Aim of the exercise:
Which lines of the data contain the string "this"? Copy every one.

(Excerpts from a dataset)
________________

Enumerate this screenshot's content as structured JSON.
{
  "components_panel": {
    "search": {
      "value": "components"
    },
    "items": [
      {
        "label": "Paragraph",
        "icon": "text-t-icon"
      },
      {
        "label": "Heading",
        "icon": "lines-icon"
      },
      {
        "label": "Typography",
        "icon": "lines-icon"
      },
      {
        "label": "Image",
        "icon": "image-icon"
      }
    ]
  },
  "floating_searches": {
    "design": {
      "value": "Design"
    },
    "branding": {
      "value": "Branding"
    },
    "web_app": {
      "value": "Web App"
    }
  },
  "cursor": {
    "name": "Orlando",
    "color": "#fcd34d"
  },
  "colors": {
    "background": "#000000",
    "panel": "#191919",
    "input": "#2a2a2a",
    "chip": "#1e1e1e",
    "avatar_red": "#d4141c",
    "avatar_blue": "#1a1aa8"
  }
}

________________

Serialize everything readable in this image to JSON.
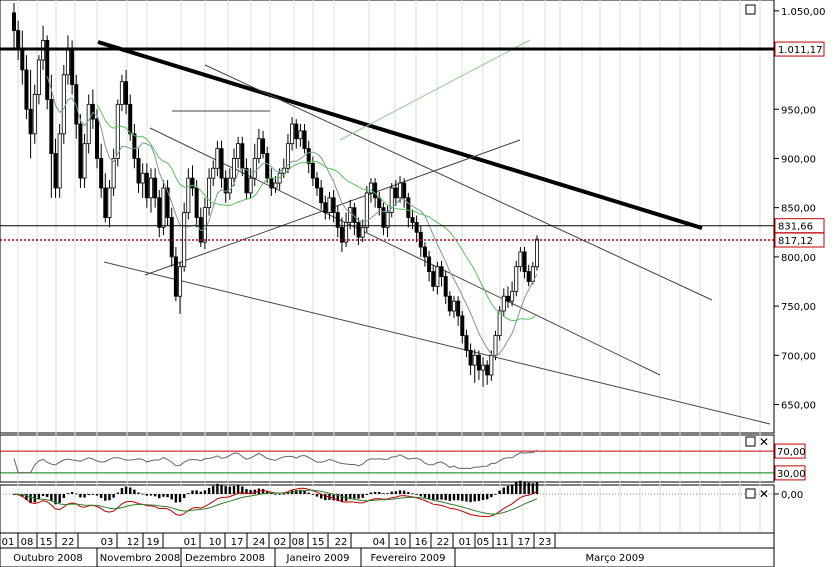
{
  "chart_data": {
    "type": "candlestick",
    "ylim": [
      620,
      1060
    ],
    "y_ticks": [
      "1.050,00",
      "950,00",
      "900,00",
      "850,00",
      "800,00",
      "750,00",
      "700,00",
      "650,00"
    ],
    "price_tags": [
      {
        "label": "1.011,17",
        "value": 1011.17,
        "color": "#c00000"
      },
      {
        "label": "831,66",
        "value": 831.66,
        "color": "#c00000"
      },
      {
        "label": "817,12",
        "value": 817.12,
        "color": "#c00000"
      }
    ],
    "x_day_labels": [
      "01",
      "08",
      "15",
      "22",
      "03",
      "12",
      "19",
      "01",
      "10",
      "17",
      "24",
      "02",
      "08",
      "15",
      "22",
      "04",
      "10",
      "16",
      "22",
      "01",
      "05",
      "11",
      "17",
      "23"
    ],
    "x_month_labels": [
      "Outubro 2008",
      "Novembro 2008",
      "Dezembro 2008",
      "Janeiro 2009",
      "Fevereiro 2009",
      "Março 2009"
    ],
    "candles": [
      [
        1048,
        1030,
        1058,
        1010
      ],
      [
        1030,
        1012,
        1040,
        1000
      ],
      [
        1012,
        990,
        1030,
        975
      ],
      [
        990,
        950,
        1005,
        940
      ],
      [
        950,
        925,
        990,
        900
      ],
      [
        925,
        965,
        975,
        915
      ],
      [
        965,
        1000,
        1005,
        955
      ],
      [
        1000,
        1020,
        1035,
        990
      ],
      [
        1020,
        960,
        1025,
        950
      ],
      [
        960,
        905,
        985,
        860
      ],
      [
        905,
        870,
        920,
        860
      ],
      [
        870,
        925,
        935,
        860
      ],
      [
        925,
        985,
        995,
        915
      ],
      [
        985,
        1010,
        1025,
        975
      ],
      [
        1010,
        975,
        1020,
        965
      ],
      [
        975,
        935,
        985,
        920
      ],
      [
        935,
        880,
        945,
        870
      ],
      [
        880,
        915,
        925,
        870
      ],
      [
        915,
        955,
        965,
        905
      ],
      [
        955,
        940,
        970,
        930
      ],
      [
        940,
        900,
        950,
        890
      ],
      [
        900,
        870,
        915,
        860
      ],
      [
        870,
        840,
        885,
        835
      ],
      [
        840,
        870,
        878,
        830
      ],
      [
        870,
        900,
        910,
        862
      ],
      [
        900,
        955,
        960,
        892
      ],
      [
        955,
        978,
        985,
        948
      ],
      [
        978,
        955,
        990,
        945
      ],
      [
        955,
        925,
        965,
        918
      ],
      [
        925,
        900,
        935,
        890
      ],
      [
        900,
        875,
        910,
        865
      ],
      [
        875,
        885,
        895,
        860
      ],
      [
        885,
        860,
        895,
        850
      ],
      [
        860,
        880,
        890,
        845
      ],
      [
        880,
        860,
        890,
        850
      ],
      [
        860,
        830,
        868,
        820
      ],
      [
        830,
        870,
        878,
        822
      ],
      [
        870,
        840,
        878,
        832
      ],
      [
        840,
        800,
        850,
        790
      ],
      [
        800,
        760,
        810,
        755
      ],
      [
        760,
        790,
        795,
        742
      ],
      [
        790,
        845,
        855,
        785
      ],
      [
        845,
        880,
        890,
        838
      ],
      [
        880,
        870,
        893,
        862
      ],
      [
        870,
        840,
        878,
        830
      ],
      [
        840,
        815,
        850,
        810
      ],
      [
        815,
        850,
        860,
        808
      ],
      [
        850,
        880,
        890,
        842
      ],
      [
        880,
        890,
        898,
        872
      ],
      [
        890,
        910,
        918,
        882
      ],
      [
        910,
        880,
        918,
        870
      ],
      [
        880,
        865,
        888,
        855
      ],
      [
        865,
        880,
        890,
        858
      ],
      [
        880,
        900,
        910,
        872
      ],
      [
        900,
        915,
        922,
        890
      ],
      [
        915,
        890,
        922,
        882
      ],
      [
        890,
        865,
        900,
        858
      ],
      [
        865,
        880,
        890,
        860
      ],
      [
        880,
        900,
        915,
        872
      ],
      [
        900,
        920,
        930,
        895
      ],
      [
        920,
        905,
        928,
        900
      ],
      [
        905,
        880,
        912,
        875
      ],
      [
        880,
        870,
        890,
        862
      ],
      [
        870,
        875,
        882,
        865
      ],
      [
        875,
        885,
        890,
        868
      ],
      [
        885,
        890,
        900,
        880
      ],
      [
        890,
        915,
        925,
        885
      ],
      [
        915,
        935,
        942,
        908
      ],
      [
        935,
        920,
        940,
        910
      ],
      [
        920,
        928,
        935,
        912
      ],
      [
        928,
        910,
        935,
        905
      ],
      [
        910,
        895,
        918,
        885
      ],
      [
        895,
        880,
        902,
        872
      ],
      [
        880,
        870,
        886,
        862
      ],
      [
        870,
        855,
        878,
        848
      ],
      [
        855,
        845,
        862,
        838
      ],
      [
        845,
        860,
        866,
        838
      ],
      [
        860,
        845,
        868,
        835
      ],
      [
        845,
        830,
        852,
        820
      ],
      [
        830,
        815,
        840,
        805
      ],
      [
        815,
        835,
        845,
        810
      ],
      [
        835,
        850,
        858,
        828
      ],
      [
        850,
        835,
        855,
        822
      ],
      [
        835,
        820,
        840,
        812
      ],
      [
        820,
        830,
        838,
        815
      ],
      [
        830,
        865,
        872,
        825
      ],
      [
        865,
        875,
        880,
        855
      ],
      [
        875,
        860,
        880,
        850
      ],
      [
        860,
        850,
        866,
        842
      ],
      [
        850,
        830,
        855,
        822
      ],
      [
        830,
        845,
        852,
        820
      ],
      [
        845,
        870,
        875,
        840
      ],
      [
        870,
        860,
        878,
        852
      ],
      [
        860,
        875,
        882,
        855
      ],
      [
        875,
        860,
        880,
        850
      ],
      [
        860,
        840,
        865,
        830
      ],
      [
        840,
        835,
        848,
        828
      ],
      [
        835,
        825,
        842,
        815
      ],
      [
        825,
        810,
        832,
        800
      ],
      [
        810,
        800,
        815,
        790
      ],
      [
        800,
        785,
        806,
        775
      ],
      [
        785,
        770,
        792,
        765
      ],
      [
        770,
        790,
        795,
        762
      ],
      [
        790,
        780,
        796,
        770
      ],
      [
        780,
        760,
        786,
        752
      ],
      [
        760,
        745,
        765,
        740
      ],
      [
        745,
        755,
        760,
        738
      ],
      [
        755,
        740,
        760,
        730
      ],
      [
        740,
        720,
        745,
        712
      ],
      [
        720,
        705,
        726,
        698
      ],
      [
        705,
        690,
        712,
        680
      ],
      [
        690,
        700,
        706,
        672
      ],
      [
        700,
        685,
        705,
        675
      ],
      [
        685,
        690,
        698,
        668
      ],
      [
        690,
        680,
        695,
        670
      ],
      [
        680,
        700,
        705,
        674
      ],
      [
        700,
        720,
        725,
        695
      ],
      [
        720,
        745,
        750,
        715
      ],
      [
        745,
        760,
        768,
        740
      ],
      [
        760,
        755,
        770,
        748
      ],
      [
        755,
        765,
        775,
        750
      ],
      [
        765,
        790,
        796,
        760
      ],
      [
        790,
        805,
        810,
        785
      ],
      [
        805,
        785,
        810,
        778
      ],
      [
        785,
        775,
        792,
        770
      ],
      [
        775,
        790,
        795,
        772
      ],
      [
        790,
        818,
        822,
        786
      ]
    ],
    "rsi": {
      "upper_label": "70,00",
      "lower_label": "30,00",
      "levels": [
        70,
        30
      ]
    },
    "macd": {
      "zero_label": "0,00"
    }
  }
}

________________

Reply to the exercise:
Enumerate this screenshot's content as structured JSON.
Serialize everything readable in this image to JSON.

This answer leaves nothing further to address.